[EXTRACTED ENTRIES — start]
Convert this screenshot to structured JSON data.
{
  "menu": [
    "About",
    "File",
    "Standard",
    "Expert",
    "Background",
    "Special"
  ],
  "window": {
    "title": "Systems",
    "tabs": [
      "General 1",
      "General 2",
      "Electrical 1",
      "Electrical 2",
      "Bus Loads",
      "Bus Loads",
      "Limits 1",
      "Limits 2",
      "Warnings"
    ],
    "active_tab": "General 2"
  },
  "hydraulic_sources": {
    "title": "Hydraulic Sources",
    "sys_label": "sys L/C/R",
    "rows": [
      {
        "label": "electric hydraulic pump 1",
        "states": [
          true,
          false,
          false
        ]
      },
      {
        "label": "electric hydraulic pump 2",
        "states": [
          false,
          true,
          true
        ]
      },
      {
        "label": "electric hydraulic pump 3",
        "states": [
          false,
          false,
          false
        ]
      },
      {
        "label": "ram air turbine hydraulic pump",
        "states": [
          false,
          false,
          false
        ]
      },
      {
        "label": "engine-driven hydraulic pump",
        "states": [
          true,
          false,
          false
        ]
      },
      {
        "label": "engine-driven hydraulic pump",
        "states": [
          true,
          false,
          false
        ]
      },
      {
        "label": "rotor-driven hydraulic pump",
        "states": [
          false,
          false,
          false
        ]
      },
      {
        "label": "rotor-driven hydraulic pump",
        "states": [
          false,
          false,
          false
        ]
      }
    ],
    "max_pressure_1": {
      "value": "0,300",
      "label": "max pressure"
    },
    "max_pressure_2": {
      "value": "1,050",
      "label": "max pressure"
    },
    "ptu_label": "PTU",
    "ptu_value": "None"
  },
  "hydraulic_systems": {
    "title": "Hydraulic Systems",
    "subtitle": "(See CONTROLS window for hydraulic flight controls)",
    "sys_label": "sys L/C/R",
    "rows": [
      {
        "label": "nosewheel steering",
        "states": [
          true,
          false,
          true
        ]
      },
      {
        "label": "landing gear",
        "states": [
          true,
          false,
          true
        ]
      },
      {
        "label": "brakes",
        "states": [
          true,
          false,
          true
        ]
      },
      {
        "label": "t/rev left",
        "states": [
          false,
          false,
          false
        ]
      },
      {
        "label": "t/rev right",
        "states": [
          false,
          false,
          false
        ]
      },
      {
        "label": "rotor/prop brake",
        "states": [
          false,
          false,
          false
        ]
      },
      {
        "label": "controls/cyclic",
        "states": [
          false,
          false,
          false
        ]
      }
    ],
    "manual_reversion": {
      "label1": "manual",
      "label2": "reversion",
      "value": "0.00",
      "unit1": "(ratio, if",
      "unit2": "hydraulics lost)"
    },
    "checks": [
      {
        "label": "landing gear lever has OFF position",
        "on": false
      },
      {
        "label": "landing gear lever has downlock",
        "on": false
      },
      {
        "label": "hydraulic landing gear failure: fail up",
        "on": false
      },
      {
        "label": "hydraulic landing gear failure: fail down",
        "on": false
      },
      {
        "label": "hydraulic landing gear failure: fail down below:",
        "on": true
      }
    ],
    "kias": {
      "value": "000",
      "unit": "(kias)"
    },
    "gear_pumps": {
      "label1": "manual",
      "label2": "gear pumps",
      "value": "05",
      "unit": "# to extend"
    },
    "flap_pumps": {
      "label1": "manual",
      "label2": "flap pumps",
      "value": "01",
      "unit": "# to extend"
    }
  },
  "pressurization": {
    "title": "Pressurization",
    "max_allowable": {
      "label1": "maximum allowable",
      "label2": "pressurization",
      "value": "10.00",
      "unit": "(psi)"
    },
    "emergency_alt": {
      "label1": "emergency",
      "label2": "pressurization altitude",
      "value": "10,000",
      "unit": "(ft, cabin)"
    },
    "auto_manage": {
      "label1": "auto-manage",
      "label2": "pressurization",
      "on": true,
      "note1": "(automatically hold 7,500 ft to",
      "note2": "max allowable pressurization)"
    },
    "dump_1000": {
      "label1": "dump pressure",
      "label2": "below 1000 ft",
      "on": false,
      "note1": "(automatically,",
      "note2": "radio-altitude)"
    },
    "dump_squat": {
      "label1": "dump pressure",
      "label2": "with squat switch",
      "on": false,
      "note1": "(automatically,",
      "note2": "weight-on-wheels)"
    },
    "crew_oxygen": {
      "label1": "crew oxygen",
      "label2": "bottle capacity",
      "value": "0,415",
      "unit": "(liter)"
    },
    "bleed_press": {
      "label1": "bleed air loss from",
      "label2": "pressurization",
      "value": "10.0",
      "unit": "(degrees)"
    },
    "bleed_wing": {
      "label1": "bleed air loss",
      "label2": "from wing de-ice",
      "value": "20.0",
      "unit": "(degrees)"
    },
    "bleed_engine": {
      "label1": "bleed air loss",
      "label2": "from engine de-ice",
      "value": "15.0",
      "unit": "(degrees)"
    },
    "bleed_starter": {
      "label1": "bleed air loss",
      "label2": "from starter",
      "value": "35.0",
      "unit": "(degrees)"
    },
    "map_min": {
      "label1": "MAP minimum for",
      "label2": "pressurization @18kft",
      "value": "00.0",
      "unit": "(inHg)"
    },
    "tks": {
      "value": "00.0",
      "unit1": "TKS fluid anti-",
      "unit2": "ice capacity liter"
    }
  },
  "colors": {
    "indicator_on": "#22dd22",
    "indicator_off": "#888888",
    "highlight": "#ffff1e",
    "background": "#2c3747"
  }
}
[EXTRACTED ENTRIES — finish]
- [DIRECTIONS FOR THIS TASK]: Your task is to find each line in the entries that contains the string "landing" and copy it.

- [OUTPUT FOR THIS EXERCISE]:
        "label": "landing gear",
        "label": "landing gear lever has OFF position",
        "label": "landing gear lever has downlock",
        "label": "hydraulic landing gear failure: fail up",
        "label": "hydraulic landing gear failure: fail down",
        "label": "hydraulic landing gear failure: fail down below:",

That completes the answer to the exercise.